9) Which coach is most likely to be fired first?
Kyle: John Tortorella; for reasons I’ve already covered. Mike Gillis is already on thin ice, and he fired Vigneault to save his own ass. If the Torts experiment doesn’t work out and the Canucks find themselves in the basement, BOTH could be wished well on their future endeavours.
TJ: This one is easy in that it’s Peter Laviolette in Philadelphia. The Flyers struggled last year, missing the playoffs, they went out in the second round of the playoffs in his two other seasons after making the Stanley Cup Finals in his first year with the club.
The Flyers are a mess in its cap situation, they have no goaltending and the defense is a group of aged players trying to keep up with the young skaters of the league.
Editors Note: This article was written before the Philadelphia Flyers fired Peter Laviolette on Monday. Great call TJ!
10) Will Jaomir Jagr be traded to the Islanders, thus completing his tour of the Atlantic division.

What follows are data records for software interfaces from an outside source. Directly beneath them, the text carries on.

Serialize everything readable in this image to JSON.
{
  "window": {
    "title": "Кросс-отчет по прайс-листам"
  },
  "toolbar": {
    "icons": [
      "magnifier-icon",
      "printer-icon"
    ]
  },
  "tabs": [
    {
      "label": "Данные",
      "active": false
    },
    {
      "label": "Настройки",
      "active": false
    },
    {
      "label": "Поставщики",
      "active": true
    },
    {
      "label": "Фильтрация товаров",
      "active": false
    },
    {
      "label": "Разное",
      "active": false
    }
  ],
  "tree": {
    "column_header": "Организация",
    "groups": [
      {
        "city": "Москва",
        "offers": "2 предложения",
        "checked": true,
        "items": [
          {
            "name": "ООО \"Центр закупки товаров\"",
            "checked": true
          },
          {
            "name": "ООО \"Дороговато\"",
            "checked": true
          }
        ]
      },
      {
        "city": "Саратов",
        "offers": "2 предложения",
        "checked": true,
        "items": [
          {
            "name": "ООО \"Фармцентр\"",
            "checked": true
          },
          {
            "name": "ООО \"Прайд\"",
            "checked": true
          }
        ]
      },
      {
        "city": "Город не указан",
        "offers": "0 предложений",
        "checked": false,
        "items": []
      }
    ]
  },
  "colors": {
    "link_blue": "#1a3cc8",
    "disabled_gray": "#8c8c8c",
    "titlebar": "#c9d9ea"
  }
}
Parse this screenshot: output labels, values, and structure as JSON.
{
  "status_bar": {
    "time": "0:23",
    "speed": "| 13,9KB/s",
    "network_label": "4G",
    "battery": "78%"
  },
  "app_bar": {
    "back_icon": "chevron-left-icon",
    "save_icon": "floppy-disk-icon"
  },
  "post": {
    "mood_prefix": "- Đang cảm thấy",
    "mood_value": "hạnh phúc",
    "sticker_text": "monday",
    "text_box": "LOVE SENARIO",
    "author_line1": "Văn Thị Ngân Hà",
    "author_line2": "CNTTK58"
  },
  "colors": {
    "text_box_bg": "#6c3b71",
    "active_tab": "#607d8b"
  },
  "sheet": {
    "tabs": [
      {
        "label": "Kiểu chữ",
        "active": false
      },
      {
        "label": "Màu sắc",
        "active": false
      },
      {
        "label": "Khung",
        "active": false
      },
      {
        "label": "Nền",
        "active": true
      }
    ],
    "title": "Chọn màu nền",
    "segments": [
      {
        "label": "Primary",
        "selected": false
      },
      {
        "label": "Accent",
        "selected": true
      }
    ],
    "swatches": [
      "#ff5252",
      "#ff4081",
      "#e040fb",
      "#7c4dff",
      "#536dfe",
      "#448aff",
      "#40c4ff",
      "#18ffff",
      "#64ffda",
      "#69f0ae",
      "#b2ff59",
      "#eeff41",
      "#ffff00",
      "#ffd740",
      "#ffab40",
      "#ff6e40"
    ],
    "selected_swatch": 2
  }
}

Kyle: A question asked by my writing colleague. Jagr will be traded before the deadline this season. Jagr is hanging around to try and get his name back on the Stanley cup, and New Jersey is in no position to give it to him. Remember the Stars—Bruins Jagr trade last year; I figure it happens again with New Jersey and someone. As a bubble team the Islanders might be a good fit, but since it’s *technically* a 1 in 29 chance (assuming I’m right and he’s traded) I’ll go with no.
TJ: Sigh, no. But wouldn’t it be awesome if Jagr does get traded to the Islanders thus completing his tour of every Atlantic division club? It would be full circle for the future hall of famer.
That’s all for T.J. and myself, we’ll be back in November to check in on our predictions and see who is smarter (It’s the handsome one named Kyle). Until then, let’s just enjoy another season of Hockey!